### Brief
Within the data, how many lines hold the word "JSON"? Answer with nothing but the number.

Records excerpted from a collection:
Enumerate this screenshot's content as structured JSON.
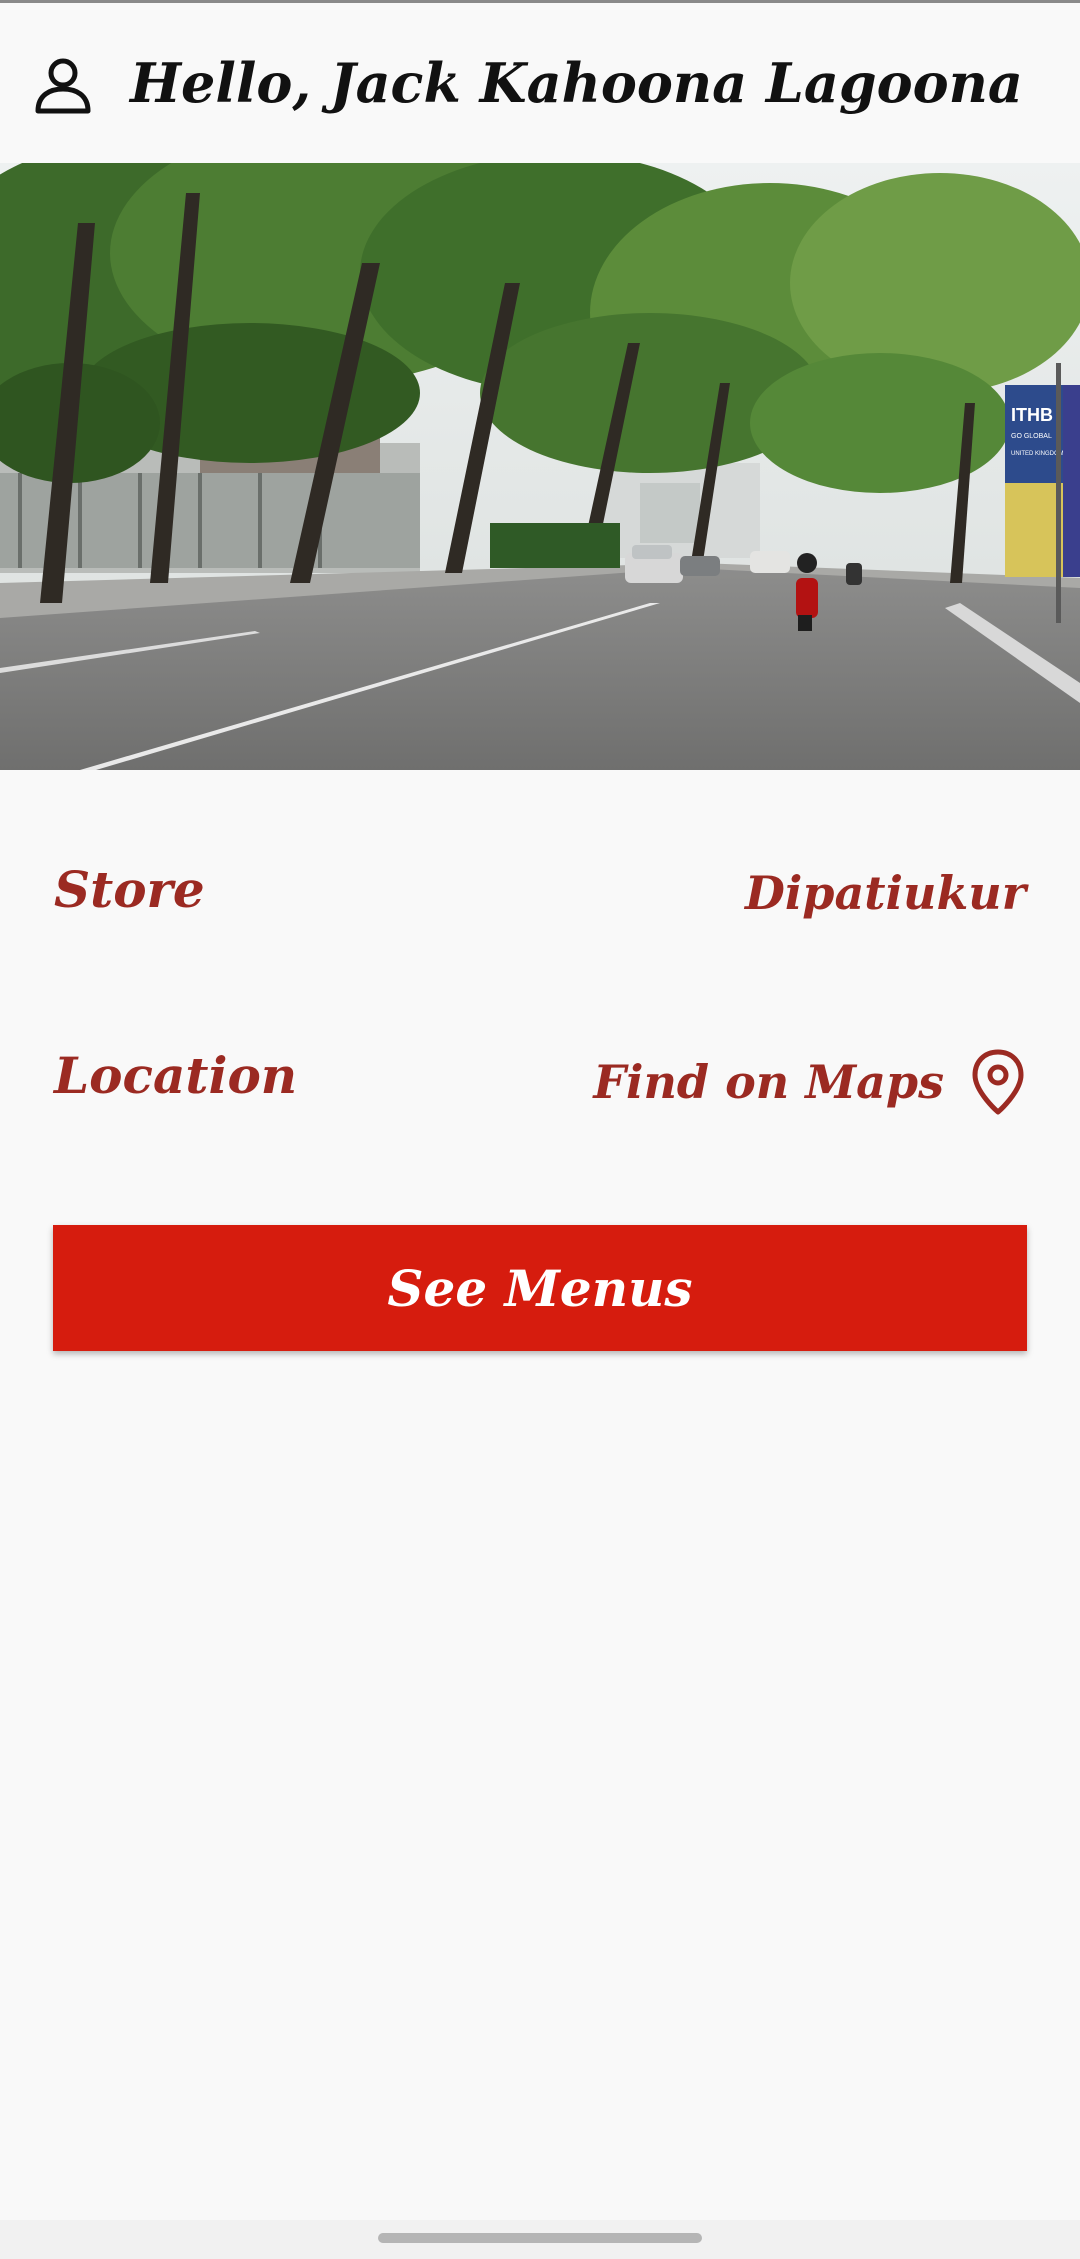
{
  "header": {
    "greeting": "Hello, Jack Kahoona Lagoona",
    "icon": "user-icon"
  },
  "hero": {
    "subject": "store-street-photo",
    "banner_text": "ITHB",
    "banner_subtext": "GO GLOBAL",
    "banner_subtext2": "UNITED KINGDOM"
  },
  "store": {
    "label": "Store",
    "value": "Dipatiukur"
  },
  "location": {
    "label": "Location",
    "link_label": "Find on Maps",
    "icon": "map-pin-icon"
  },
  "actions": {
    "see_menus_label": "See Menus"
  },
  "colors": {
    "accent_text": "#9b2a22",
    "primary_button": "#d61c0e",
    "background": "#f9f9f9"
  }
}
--
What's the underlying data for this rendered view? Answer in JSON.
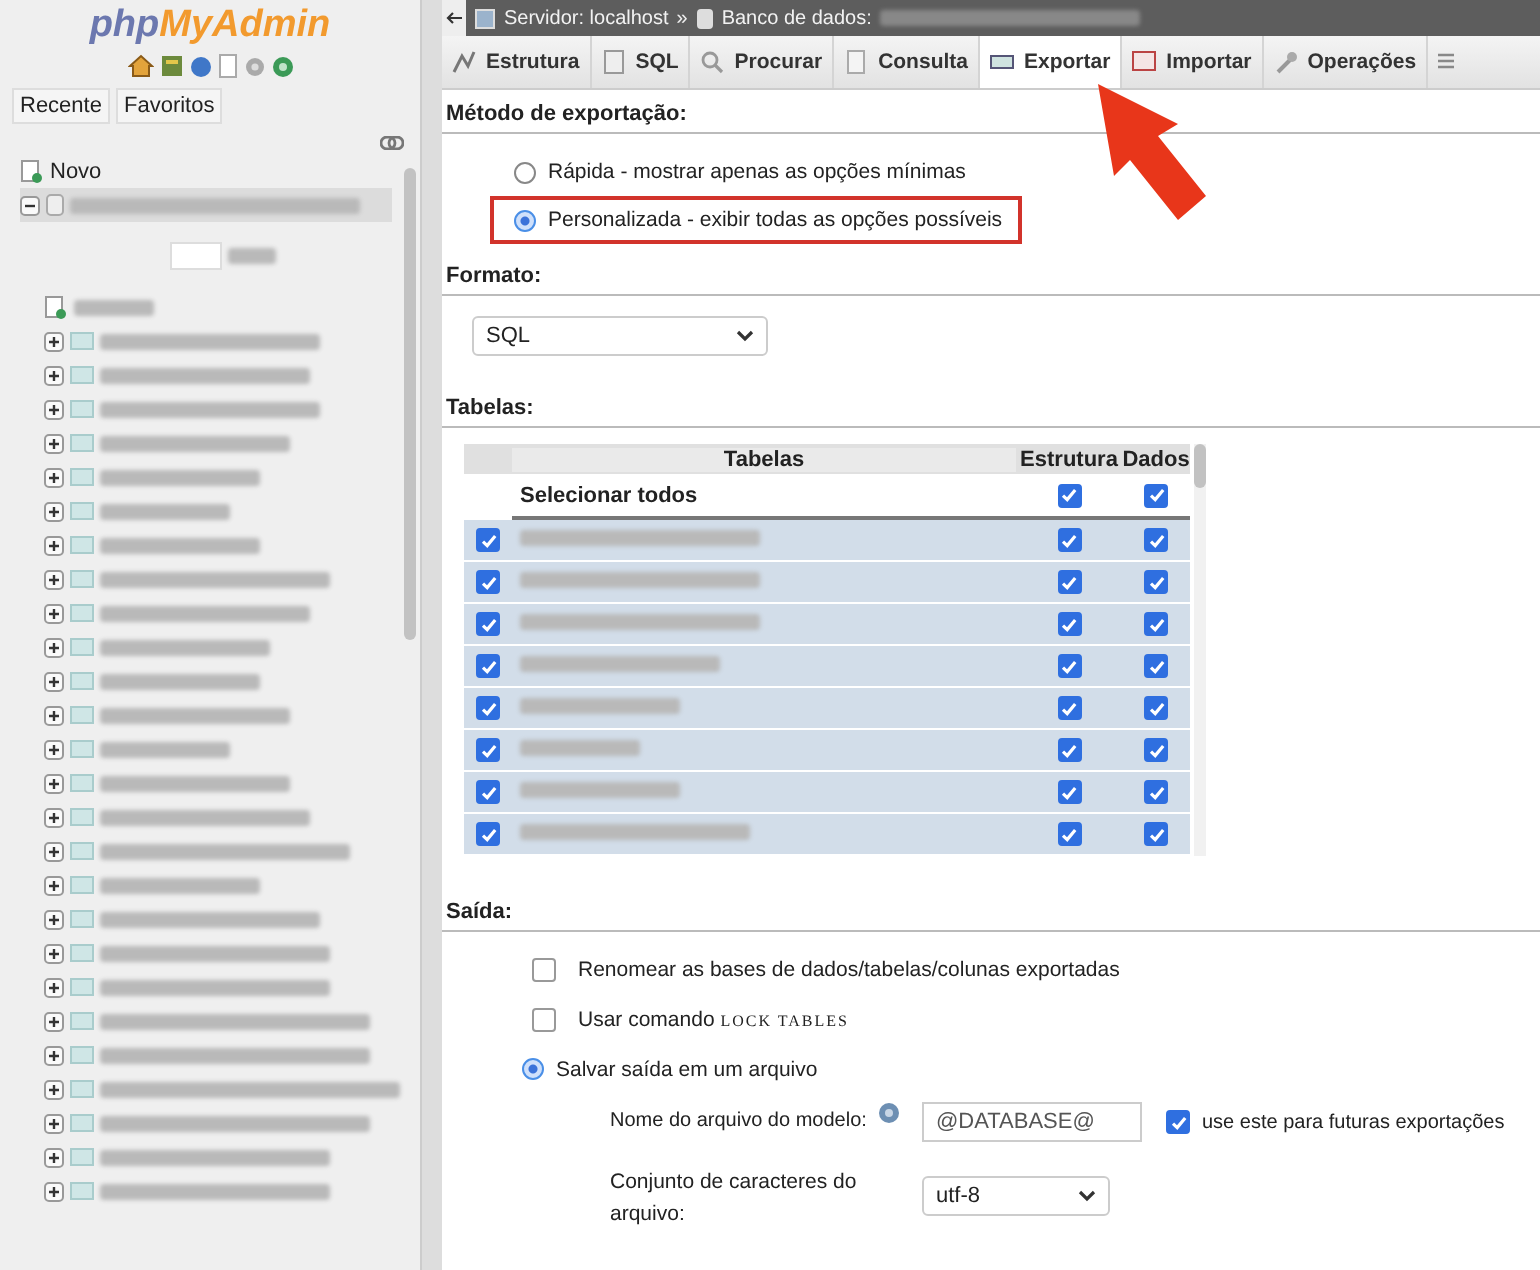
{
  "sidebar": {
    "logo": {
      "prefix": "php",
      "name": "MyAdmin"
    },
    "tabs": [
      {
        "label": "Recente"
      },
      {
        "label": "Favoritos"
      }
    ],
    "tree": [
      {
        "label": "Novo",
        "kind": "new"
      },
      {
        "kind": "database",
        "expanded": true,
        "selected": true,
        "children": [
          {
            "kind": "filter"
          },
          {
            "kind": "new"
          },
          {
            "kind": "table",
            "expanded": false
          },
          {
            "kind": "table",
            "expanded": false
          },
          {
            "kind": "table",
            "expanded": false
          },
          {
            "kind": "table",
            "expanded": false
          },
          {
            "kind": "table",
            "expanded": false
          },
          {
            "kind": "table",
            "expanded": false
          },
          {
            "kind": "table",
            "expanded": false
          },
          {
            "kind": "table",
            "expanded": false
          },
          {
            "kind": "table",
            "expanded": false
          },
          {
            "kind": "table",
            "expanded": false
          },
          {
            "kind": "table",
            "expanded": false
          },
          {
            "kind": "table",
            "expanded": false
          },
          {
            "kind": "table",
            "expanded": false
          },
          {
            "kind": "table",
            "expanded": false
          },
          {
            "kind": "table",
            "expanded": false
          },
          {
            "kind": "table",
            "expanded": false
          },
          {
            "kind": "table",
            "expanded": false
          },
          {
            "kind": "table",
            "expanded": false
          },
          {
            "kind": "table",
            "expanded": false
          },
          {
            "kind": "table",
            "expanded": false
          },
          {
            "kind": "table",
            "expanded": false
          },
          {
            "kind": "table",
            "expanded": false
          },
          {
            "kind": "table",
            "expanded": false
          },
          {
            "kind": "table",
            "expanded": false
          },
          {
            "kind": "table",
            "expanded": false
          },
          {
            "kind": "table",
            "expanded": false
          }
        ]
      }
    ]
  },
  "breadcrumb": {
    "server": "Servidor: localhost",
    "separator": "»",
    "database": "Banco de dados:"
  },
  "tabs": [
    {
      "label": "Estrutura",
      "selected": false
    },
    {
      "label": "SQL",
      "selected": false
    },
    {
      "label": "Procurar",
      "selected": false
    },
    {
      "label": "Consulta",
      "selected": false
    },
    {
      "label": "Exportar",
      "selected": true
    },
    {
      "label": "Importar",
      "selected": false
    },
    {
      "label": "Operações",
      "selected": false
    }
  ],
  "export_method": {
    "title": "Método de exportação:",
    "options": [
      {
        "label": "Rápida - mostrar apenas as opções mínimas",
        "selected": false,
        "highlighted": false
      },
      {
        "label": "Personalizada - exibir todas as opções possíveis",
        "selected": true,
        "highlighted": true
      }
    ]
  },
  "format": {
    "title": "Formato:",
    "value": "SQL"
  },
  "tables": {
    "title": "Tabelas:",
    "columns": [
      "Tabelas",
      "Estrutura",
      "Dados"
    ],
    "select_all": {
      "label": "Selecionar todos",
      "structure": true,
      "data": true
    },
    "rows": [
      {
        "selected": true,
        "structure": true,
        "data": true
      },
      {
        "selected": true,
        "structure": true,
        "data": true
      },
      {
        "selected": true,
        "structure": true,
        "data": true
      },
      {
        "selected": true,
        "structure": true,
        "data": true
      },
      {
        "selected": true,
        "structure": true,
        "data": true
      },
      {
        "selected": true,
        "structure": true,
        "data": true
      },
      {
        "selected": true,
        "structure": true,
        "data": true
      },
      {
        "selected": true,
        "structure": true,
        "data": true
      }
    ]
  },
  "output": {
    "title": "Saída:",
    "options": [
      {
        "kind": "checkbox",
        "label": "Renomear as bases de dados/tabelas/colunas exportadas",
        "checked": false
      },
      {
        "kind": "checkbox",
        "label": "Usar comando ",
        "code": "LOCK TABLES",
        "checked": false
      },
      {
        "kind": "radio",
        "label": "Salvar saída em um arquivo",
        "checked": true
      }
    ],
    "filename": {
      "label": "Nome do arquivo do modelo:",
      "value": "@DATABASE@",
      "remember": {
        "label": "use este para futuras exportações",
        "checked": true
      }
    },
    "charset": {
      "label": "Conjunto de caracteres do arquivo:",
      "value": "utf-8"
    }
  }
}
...
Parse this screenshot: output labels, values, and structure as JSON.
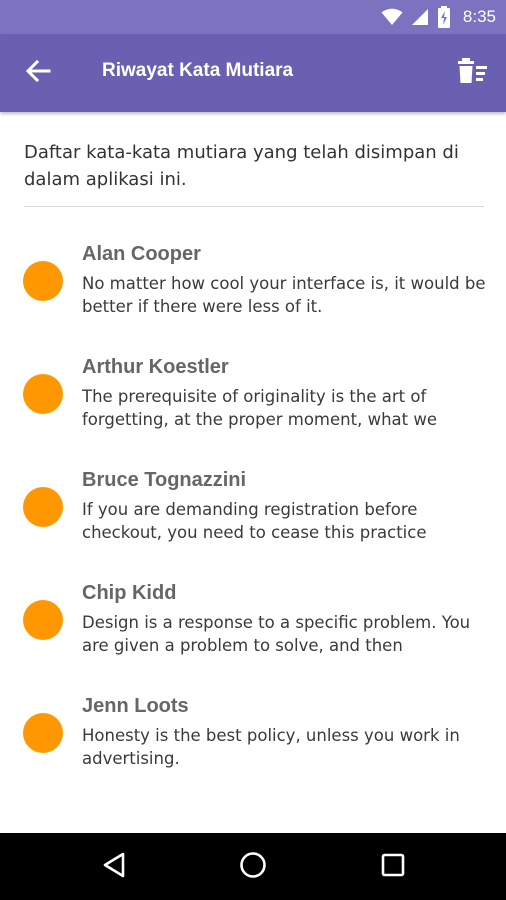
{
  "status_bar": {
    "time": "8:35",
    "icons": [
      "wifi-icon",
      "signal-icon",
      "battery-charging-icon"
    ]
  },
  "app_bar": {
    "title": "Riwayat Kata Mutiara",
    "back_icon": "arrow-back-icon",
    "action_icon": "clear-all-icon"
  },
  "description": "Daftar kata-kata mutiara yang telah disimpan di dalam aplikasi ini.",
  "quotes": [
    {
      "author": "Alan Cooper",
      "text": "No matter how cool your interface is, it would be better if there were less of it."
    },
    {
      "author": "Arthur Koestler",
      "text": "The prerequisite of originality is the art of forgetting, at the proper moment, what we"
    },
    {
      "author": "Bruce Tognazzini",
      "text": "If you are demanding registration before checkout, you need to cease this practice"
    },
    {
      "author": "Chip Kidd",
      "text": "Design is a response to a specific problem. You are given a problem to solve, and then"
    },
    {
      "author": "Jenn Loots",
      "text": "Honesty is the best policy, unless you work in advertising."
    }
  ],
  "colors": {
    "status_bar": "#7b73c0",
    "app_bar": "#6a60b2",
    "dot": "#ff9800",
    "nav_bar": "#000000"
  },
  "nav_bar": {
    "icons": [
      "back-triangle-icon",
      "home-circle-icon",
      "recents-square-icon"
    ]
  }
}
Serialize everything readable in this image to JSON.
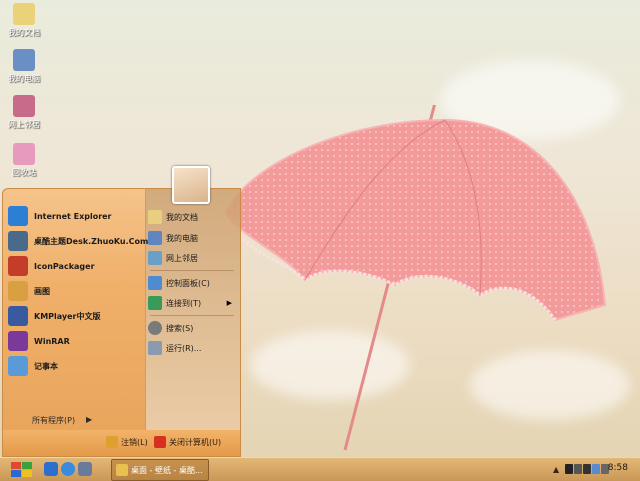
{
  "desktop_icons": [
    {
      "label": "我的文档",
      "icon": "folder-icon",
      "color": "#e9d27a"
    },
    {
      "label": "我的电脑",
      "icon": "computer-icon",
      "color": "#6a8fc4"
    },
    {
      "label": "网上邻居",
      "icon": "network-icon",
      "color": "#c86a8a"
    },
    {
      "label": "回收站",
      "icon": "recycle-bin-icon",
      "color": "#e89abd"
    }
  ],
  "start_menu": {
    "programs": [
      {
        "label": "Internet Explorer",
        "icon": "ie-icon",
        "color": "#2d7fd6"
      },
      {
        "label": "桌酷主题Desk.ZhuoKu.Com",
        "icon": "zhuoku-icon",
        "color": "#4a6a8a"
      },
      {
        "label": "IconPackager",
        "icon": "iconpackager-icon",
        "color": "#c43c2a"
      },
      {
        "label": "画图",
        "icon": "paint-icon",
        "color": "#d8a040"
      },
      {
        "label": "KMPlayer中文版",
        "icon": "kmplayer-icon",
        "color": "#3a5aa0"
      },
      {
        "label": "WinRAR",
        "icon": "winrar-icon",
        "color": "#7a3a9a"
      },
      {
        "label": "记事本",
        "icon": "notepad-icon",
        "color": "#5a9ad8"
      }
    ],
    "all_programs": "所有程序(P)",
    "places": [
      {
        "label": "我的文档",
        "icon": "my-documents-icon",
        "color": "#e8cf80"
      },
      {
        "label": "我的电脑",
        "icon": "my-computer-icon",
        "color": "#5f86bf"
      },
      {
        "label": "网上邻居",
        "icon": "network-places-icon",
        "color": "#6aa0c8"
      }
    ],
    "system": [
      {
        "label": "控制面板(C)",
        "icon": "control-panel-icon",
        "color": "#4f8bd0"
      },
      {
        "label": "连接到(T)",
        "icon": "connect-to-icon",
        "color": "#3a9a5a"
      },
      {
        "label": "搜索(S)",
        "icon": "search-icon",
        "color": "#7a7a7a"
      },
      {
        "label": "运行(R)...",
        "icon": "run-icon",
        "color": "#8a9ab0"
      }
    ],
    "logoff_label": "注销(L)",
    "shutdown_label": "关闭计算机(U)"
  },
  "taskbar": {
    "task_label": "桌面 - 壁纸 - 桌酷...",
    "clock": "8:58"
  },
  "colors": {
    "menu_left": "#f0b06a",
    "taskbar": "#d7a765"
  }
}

### Result of this task
4